It’s said that you should never meet your heroes, in case you don’t like what you find. This isn’t really an option in the age of 24-hour clickbait and social media, where it’s far too easy to accidentally discover that your former favourite pop star has endorsed a far-right party, or that an actor whose work you’ve enjoyed is a deranged conspiracy theorist. You don’t even have to go looking for such things. They come to you.
Many social liberals, particularly of the Liberal Democrat persuasion, may reasonably feel anguish at recent Twitter comments by John Cleese, former bosom buddy of their recently deceased former leader Paddy Ashdown, about how London has changed in his lifetime – as well as at his subsequent doubling and trebling down. Many more could be forgiven for having a sudden moment of horror as the words “Michael Palin” and “immigration” appeared recently in a headline in the i newspaper.
But no one needs to have worried.
Much of what passes for plain-speaking and common sense around immigration or other aspects of social policy is often mild – and sometimes not so mild – demagoguery. So for Palin to frankly say that immigration is a public good, broadening our cultural horizons and staffing institutions that would not otherwise, thanks to an ageing population, be filled, is practically a revolutionary act. For him to do it gently but firmly, reasonably, seems the very measure of the man.
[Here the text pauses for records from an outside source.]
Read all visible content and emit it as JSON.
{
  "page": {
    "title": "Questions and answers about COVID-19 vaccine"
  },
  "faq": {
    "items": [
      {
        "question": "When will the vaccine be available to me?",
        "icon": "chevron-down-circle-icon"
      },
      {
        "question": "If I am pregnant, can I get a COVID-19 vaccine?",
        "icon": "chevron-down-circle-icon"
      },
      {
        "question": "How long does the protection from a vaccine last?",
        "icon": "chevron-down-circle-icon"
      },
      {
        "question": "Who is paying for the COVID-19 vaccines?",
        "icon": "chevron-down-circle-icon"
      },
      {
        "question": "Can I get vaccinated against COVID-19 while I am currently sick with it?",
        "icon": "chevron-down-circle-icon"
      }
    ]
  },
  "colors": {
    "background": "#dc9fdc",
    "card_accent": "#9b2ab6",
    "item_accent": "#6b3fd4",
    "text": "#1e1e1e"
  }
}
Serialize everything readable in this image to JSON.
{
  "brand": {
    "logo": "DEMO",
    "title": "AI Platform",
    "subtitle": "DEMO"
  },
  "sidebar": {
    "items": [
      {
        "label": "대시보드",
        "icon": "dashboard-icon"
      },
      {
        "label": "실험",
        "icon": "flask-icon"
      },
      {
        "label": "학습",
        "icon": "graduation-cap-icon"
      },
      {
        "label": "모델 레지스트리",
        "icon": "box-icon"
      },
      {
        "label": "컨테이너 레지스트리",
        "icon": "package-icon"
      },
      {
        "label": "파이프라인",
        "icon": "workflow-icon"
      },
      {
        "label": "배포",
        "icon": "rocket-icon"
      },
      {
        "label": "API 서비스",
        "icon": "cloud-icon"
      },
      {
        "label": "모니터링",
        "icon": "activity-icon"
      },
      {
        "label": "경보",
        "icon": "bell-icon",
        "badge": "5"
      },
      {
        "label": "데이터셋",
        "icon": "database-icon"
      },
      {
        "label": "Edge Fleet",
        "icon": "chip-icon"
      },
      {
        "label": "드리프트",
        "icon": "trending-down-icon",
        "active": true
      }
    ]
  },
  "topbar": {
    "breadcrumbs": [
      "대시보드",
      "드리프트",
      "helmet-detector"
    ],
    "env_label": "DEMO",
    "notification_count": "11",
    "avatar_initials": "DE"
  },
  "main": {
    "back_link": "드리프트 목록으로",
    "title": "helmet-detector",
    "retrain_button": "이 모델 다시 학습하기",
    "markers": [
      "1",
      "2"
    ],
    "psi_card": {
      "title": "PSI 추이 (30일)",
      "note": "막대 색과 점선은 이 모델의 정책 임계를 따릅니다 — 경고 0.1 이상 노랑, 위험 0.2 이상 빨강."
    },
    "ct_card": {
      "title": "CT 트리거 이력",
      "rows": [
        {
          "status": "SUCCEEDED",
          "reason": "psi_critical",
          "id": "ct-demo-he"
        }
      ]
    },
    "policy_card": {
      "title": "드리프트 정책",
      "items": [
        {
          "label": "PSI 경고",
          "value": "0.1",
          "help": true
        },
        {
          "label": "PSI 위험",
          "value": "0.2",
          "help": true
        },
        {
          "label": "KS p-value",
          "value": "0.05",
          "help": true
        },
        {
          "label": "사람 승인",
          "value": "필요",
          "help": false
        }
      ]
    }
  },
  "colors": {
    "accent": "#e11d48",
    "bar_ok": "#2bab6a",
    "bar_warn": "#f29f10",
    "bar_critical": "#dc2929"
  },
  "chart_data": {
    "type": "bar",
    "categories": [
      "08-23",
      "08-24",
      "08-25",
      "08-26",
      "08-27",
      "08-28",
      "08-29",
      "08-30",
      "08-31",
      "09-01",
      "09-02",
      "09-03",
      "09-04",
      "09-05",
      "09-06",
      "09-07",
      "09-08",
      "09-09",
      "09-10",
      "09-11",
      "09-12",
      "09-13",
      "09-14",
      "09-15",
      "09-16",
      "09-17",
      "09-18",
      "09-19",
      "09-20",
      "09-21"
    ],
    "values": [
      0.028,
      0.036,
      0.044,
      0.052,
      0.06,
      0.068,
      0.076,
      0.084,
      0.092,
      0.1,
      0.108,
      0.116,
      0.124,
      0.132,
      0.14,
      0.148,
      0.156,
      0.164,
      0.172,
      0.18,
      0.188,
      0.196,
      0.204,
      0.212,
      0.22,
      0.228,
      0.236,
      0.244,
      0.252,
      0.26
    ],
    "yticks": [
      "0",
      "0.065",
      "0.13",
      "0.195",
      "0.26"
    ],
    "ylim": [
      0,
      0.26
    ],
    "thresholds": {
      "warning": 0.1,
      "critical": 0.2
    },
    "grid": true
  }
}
Palin is an incredible talent, who in a 50 year career has excelled in many fields. He has a Writers Guild Award for scripting drama, and a Bafta for acting in comedy, and multiple other awards and nominations, including a Bafta nomination for song writing. It was agreed between the Pythons themselves that Graham Chapman was the best actor amongst them, which is why he plays the lead in both of the Python films that have one. But with all due respect to the opinions of the men themselves, it was always clearly Palin. Jim Nelson in Alan Bleasdale’s GBH is an extraordinary performance (for which he was also Bafta nominated), while Jack Lint in Terry Gilliam’s Brazil (1985) is genuinely terrifying, and not a character those only aware of him from the travel documentaries that have dominated his career since 1988 would really expect he had in him.
While Palin has chafed against the idea of his being “The Nicest Man in Showbusiness”, it and other similar sobriquets have stuck, despite his own objections. (No artist wants to be thought of as safe, and Palin’s work simply isn’t.) The idea, though, is an easy sell. He’s lived happily in same corner of north London on the same street, married to the same woman, since the late 1960s. He’s lived a life of suburban respectability while turning out great work, whether it’s the script to Gilliam’s Time Bandits, his remarkable documentary about North Korea or his occasional (more frequent now than they once were) acting forays: Molotov in The Death of Stalin being a recent highlight.
Palin’s published diaries, as he’s noted himself, demonstrate that he is not the anodyne figure such terms suggest, and that he can be creatively restless, bad tempered and morose. But it’s always within limits people can recognise from their own lives: living proof that creative genius need not be fragile or toxic, and that great creativity is not dependent on or an excuse for cruel and unusual behaviour. Palin’s seemingly unaffected mixture of talent and casually expressed, slightly awkward decency is almost shocking in our overheated age. That he has spent so much time travelling the world, met so many people and produced so much valuable art makes it hard for anyone to dismiss him as naive. Some will, of course, even though the facts of the matter are on his side.
We don’t deserve Michael Palin, but we should all be so grateful we have him. Maybe he can somehow save us all.